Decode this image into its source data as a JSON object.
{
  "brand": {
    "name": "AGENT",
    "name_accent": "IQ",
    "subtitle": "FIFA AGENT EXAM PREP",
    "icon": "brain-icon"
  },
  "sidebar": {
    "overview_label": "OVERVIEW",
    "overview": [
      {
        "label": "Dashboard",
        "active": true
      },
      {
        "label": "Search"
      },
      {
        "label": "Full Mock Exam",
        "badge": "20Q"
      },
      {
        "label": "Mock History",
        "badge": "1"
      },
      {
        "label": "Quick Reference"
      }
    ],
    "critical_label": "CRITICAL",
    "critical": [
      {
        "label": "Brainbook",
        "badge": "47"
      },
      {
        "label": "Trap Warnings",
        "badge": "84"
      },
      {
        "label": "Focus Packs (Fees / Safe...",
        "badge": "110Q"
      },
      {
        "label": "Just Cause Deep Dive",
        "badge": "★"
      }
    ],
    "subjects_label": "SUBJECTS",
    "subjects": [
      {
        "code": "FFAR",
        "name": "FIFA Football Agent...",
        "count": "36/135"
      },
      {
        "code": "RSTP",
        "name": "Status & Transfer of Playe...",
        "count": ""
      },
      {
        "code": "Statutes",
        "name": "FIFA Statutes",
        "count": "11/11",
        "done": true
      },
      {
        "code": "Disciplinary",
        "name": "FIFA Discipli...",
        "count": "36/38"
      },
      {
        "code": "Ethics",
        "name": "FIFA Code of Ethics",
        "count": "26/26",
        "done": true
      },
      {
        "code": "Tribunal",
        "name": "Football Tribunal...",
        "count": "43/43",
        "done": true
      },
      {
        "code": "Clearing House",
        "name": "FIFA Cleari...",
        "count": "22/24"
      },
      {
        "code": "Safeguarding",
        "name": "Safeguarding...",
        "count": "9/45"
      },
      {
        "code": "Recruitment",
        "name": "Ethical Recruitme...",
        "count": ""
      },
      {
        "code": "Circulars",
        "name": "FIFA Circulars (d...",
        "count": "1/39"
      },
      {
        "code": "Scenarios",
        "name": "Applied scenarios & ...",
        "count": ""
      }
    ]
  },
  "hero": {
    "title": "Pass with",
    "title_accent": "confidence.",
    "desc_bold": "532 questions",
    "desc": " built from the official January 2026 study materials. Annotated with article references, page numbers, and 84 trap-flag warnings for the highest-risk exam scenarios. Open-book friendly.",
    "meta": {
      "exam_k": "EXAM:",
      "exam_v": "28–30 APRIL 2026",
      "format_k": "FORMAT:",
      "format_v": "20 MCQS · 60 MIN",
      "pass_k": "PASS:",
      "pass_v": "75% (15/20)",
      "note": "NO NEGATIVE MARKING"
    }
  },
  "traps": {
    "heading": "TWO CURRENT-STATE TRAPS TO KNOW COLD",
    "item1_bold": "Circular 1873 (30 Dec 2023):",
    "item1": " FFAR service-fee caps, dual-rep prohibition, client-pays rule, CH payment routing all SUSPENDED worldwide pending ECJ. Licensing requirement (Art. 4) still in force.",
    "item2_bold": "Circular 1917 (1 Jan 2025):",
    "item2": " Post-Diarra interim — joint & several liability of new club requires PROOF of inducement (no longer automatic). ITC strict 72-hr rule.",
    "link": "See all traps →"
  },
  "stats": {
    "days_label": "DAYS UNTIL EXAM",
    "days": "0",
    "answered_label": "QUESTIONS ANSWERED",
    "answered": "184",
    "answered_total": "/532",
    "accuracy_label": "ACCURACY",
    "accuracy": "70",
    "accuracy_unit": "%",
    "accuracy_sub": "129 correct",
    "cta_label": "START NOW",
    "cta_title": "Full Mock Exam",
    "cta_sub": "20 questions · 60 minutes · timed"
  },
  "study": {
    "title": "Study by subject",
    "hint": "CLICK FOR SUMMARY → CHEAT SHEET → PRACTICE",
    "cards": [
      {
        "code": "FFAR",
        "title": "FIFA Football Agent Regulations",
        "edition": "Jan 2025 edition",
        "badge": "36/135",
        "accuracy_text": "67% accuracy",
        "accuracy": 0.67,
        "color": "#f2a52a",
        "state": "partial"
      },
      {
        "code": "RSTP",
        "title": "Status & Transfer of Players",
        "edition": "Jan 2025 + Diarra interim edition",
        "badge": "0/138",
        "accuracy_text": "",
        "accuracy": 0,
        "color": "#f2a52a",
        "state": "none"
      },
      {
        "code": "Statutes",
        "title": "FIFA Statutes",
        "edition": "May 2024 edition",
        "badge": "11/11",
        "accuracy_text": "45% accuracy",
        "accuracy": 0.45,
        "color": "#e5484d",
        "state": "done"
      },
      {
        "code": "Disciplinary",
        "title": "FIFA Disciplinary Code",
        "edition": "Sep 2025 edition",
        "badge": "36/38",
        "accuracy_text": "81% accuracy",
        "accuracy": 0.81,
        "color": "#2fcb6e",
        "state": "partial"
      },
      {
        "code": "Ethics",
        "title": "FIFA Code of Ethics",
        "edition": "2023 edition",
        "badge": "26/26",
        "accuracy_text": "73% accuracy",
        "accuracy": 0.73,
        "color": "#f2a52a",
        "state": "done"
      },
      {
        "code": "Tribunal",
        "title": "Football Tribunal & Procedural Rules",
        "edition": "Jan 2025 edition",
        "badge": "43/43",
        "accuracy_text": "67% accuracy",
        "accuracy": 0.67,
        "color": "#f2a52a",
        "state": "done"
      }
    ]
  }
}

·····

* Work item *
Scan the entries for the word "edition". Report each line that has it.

* Output below *
        "edition": "Jan 2025 edition",
        "edition": "Jan 2025 + Diarra interim edition",
        "edition": "May 2024 edition",
        "edition": "Sep 2025 edition",
        "edition": "2023 edition",
        "edition": "Jan 2025 edition",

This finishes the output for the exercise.